→ PROBLEM STATEMENT
Scan the listing below for "MovAvgExponential", then report every line that has it.

→ DATA FOR PROCESSING
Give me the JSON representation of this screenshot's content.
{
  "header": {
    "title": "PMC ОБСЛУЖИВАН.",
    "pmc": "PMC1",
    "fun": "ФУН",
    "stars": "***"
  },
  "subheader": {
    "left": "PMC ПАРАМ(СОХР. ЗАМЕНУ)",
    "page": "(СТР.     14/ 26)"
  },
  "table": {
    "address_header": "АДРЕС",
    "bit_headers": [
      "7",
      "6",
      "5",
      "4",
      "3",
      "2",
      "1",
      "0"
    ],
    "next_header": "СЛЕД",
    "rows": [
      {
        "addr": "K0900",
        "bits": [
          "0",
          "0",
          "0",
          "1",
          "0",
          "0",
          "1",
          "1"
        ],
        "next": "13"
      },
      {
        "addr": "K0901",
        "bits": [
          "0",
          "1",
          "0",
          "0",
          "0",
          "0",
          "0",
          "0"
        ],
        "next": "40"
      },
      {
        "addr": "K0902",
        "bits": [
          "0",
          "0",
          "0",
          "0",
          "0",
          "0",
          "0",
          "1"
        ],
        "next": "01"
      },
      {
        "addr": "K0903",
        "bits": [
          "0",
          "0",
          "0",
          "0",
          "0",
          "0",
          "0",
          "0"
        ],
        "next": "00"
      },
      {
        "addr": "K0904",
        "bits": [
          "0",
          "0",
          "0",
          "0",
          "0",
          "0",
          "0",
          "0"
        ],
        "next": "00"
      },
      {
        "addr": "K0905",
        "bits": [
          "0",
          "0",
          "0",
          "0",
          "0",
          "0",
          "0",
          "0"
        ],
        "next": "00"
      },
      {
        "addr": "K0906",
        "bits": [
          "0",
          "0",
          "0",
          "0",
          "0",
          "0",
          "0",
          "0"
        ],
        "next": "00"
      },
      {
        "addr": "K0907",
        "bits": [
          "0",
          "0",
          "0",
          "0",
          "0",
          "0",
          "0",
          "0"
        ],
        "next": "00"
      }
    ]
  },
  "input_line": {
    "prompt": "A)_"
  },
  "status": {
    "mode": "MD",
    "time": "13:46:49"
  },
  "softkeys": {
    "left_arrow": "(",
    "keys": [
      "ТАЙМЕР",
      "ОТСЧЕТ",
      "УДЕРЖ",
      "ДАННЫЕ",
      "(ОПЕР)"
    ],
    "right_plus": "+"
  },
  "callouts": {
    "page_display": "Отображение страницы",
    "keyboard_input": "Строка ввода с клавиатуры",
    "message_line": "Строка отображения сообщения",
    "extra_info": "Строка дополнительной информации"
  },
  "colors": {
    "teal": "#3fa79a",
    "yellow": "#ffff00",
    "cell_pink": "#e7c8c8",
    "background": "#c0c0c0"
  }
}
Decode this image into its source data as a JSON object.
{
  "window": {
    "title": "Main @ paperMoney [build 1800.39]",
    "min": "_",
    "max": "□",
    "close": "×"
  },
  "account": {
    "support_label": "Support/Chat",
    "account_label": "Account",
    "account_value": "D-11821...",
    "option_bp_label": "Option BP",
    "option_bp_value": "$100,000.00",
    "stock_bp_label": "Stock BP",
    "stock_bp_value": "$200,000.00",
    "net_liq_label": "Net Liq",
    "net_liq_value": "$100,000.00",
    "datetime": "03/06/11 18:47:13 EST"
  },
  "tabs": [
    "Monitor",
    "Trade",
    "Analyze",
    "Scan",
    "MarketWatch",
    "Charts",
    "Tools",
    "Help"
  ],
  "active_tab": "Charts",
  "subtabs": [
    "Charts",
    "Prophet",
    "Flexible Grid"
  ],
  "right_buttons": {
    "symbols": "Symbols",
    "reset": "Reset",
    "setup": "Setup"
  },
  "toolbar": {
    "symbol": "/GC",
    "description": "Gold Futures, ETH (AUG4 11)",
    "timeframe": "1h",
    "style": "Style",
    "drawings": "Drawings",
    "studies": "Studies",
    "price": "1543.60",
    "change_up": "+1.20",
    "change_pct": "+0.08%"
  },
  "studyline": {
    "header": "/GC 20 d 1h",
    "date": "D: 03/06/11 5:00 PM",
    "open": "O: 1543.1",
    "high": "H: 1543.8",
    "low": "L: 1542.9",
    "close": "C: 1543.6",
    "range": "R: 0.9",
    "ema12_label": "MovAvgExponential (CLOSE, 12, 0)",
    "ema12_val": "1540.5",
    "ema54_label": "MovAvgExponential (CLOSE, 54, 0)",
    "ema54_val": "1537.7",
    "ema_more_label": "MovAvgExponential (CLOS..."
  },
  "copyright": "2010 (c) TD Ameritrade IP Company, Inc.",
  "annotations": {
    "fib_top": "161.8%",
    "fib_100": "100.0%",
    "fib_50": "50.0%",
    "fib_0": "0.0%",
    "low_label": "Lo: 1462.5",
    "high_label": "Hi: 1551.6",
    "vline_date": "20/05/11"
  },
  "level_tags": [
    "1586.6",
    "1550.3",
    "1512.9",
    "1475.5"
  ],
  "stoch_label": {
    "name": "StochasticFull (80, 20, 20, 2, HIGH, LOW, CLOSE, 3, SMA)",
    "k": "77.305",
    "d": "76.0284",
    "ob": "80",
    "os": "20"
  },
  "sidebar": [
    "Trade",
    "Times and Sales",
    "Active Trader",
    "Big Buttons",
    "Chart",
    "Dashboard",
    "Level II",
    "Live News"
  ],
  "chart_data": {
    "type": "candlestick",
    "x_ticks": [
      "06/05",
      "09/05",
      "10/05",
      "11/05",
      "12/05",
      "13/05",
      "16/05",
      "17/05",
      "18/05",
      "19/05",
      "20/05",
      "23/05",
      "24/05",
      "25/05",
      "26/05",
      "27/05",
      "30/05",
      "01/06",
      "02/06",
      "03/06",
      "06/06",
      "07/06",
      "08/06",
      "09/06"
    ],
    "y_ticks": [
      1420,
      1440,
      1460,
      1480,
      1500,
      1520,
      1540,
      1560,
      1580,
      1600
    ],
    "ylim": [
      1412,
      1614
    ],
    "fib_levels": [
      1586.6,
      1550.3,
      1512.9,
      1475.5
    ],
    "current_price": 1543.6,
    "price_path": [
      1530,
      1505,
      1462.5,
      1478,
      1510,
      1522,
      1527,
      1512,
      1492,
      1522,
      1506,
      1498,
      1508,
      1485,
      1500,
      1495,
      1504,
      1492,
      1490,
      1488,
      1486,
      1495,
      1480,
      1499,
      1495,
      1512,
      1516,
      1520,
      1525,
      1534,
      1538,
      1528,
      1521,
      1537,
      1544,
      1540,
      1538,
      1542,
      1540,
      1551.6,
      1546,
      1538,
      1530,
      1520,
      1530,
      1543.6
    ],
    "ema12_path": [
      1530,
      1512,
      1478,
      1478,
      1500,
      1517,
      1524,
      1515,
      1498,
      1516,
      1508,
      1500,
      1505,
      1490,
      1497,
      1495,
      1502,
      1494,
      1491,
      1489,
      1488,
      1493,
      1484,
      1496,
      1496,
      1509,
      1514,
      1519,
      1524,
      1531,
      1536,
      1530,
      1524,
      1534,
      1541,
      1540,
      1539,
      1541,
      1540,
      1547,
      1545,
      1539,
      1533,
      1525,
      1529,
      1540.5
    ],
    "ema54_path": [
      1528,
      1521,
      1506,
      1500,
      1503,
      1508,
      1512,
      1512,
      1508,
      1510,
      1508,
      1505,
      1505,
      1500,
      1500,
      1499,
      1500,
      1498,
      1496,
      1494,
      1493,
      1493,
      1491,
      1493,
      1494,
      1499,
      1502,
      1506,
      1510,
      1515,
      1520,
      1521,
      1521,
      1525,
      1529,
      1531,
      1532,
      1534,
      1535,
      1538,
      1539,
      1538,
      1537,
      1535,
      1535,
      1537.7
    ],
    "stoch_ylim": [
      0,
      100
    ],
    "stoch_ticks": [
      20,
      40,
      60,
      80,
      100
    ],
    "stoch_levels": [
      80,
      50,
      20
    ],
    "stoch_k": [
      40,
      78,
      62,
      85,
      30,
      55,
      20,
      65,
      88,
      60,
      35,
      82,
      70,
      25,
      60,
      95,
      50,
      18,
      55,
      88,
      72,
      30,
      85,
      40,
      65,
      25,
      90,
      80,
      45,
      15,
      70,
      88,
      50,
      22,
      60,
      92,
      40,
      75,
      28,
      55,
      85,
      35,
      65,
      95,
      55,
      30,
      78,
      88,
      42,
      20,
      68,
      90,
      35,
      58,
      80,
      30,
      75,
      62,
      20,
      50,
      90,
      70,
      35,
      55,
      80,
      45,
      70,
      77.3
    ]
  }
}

→ ANSWER BELOW
    "ema12_label": "MovAvgExponential (CLOSE, 12, 0)",
    "ema54_label": "MovAvgExponential (CLOSE, 54, 0)",
    "ema_more_label": "MovAvgExponential (CLOS..."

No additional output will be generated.